Goal of the exercise:
What you return should match the records below exactly.

Provided entries:
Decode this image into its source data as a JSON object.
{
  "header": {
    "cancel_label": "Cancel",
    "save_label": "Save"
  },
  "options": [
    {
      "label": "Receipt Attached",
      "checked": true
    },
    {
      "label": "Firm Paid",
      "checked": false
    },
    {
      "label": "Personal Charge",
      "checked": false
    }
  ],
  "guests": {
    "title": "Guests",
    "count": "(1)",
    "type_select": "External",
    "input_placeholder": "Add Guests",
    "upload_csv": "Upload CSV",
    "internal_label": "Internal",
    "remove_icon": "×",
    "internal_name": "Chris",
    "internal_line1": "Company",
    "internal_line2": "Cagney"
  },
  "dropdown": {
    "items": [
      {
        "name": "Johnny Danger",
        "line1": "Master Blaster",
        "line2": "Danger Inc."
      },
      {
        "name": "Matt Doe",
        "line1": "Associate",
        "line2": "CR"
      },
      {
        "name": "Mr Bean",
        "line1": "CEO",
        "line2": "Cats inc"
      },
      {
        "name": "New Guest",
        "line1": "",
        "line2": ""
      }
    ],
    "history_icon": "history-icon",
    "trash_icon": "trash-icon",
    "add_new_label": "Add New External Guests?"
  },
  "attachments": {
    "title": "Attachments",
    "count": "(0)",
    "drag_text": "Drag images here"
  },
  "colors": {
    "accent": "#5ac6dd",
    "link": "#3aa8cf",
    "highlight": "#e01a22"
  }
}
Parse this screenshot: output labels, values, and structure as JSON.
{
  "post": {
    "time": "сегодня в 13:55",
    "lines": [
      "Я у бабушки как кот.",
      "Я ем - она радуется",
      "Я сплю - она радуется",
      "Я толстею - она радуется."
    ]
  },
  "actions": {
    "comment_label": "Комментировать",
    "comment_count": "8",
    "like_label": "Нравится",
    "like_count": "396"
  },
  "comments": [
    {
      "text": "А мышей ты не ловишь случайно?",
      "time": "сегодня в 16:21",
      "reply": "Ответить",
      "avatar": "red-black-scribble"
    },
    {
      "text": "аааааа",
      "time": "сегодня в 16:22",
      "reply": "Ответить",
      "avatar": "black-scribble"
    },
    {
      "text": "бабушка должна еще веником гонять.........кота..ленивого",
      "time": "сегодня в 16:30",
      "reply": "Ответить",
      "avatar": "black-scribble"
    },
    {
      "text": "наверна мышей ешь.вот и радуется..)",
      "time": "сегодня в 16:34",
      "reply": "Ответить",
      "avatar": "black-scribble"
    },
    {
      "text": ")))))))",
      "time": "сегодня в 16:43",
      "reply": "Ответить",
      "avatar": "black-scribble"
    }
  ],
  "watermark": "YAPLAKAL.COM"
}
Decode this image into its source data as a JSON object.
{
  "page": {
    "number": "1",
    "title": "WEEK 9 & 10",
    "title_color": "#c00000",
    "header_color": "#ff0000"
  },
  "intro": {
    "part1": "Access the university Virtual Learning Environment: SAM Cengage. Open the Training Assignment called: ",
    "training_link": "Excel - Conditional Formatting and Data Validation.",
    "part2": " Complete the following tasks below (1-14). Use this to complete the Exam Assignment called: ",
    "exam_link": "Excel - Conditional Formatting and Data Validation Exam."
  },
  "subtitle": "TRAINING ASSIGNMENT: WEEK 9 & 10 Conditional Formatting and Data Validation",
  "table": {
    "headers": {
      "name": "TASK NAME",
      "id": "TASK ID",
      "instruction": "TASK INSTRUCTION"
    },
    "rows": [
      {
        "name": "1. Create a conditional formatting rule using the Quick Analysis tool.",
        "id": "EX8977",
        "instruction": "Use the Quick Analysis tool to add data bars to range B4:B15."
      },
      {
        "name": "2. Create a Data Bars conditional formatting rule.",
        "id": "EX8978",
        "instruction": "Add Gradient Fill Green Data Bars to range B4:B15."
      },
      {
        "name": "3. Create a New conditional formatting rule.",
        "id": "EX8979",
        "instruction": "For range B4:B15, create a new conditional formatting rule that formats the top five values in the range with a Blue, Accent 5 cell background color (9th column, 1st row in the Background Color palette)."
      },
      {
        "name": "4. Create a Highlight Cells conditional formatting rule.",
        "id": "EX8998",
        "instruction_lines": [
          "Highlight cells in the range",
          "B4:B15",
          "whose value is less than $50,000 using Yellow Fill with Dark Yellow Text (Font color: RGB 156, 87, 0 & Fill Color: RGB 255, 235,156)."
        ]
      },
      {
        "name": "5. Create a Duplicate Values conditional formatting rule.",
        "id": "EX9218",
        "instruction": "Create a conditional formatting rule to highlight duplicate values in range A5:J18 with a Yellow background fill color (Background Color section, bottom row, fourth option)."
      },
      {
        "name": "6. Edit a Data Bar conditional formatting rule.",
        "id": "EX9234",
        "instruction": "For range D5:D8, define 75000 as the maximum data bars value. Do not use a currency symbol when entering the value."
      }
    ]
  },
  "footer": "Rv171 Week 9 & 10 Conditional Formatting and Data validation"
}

Response below:
Decode this image into its source data as a JSON object.
{
  "header": {
    "cancel_label": "Cancel",
    "save_label": "Save"
  },
  "options": [
    {
      "label": "Receipt Attached",
      "checked": true
    },
    {
      "label": "Firm Paid",
      "checked": false
    },
    {
      "label": "Personal Charge",
      "checked": false
    }
  ],
  "guests": {
    "title": "Guests",
    "count": "(1)",
    "type_select": "External",
    "input_placeholder": "Add Guests",
    "upload_csv": "Upload CSV",
    "internal_label": "Internal",
    "remove_icon": "×",
    "internal_name": "Chris",
    "internal_line1": "Company",
    "internal_line2": "Cagney"
  },
  "dropdown": {
    "items": [
      {
        "name": "Johnny Danger",
        "line1": "Master Blaster",
        "line2": "Danger Inc."
      },
      {
        "name": "Matt Doe",
        "line1": "Associate",
        "line2": "CR"
      },
      {
        "name": "Mr Bean",
        "line1": "CEO",
        "line2": "Cats inc"
      },
      {
        "name": "New Guest",
        "line1": "",
        "line2": ""
      }
    ],
    "history_icon": "history-icon",
    "trash_icon": "trash-icon",
    "add_new_label": "Add New External Guests?"
  },
  "attachments": {
    "title": "Attachments",
    "count": "(0)",
    "drag_text": "Drag images here"
  },
  "colors": {
    "accent": "#5ac6dd",
    "link": "#3aa8cf",
    "highlight": "#e01a22"
  }
}
Parse this screenshot: output labels, values, and structure as JSON.
{
  "post": {
    "time": "сегодня в 13:55",
    "lines": [
      "Я у бабушки как кот.",
      "Я ем - она радуется",
      "Я сплю - она радуется",
      "Я толстею - она радуется."
    ]
  },
  "actions": {
    "comment_label": "Комментировать",
    "comment_count": "8",
    "like_label": "Нравится",
    "like_count": "396"
  },
  "comments": [
    {
      "text": "А мышей ты не ловишь случайно?",
      "time": "сегодня в 16:21",
      "reply": "Ответить",
      "avatar": "red-black-scribble"
    },
    {
      "text": "аааааа",
      "time": "сегодня в 16:22",
      "reply": "Ответить",
      "avatar": "black-scribble"
    },
    {
      "text": "бабушка должна еще веником гонять.........кота..ленивого",
      "time": "сегодня в 16:30",
      "reply": "Ответить",
      "avatar": "black-scribble"
    },
    {
      "text": "наверна мышей ешь.вот и радуется..)",
      "time": "сегодня в 16:34",
      "reply": "Ответить",
      "avatar": "black-scribble"
    },
    {
      "text": ")))))))",
      "time": "сегодня в 16:43",
      "reply": "Ответить",
      "avatar": "black-scribble"
    }
  ],
  "watermark": "YAPLAKAL.COM"
}
Decode this image into its source data as a JSON object.
{
  "page": {
    "number": "1",
    "title": "WEEK 9 & 10",
    "title_color": "#c00000",
    "header_color": "#ff0000"
  },
  "intro": {
    "part1": "Access the university Virtual Learning Environment: SAM Cengage. Open the Training Assignment called: ",
    "training_link": "Excel - Conditional Formatting and Data Validation.",
    "part2": " Complete the following tasks below (1-14). Use this to complete the Exam Assignment called: ",
    "exam_link": "Excel - Conditional Formatting and Data Validation Exam."
  },
  "subtitle": "TRAINING ASSIGNMENT: WEEK 9 & 10 Conditional Formatting and Data Validation",
  "table": {
    "headers": {
      "name": "TASK NAME",
      "id": "TASK ID",
      "instruction": "TASK INSTRUCTION"
    },
    "rows": [
      {
        "name": "1. Create a conditional formatting rule using the Quick Analysis tool.",
        "id": "EX8977",
        "instruction": "Use the Quick Analysis tool to add data bars to range B4:B15."
      },
      {
        "name": "2. Create a Data Bars conditional formatting rule.",
        "id": "EX8978",
        "instruction": "Add Gradient Fill Green Data Bars to range B4:B15."
      },
      {
        "name": "3. Create a New conditional formatting rule.",
        "id": "EX8979",
        "instruction": "For range B4:B15, create a new conditional formatting rule that formats the top five values in the range with a Blue, Accent 5 cell background color (9th column, 1st row in the Background Color palette)."
      },
      {
        "name": "4. Create a Highlight Cells conditional formatting rule.",
        "id": "EX8998",
        "instruction_lines": [
          "Highlight cells in the range",
          "B4:B15",
          "whose value is less than $50,000 using Yellow Fill with Dark Yellow Text (Font color: RGB 156, 87, 0 & Fill Color: RGB 255, 235,156)."
        ]
      },
      {
        "name": "5. Create a Duplicate Values conditional formatting rule.",
        "id": "EX9218",
        "instruction": "Create a conditional formatting rule to highlight duplicate values in range A5:J18 with a Yellow background fill color (Background Color section, bottom row, fourth option)."
      },
      {
        "name": "6. Edit a Data Bar conditional formatting rule.",
        "id": "EX9234",
        "instruction": "For range D5:D8, define 75000 as the maximum data bars value. Do not use a currency symbol when entering the value."
      }
    ]
  },
  "footer": "Rv171 Week 9 & 10 Conditional Formatting and Data validation"
}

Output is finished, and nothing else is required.